PROBLEM DESCRIPTION | Your answer should be the lines of the data below that contain "Server".

(RECORDS SHOWN Opens)

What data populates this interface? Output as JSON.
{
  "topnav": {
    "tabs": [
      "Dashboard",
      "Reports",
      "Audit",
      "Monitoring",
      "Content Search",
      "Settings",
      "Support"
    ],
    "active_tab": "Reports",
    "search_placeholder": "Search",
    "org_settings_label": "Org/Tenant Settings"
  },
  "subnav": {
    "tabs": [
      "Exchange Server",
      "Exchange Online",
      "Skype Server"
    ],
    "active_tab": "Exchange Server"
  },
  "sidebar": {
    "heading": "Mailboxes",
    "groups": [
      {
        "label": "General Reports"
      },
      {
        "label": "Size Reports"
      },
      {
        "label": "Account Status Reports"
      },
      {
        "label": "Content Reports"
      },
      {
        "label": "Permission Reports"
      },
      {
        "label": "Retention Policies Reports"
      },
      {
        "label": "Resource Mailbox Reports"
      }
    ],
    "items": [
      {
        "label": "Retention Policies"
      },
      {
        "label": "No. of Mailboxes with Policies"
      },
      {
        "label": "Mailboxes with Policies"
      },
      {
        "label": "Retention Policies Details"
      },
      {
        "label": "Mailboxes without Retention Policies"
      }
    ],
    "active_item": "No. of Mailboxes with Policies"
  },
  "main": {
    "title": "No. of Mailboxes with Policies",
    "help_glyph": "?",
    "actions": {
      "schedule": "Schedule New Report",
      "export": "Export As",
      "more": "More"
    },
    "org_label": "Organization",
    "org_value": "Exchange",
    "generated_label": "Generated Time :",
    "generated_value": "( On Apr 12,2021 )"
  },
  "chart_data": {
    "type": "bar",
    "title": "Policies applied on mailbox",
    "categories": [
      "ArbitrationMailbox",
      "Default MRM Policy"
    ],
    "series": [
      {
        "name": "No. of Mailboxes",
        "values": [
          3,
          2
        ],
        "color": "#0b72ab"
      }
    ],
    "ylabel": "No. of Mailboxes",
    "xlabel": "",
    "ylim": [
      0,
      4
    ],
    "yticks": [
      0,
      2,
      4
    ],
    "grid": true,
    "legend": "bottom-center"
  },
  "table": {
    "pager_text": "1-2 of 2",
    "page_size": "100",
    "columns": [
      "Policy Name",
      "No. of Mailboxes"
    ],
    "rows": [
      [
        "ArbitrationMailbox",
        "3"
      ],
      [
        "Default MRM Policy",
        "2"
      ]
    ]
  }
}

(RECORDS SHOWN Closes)

RESPONSE TO THIS EXERCISE |
      "Exchange Server",
      "Skype Server"
    "active_tab": "Exchange Server"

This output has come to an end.